_Dataset rows for apps and sites_
□ □ □ □ □ □ □
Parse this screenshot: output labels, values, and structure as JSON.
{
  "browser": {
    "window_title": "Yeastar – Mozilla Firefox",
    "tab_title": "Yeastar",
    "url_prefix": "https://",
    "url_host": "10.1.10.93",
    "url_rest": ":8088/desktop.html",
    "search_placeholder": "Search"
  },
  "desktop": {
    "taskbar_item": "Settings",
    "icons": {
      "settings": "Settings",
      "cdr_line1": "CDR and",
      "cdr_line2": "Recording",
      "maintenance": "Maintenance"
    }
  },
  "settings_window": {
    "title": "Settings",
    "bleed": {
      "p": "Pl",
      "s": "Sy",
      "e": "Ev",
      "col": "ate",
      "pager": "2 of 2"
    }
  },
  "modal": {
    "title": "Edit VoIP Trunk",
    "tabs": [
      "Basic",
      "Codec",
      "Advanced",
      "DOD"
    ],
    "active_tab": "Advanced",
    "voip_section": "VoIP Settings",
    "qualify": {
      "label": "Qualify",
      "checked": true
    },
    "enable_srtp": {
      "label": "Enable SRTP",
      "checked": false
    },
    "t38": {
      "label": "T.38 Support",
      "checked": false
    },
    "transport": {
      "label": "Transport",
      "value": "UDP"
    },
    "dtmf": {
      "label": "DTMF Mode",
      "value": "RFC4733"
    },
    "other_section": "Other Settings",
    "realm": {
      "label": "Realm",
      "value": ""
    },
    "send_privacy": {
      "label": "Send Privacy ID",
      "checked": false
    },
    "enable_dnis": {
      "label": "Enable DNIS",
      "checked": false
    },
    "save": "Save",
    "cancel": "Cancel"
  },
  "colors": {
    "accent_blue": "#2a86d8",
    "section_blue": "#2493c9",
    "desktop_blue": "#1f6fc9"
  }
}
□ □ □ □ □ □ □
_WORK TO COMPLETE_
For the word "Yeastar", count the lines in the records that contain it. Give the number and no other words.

_ANSWER FOR THE TASK_
2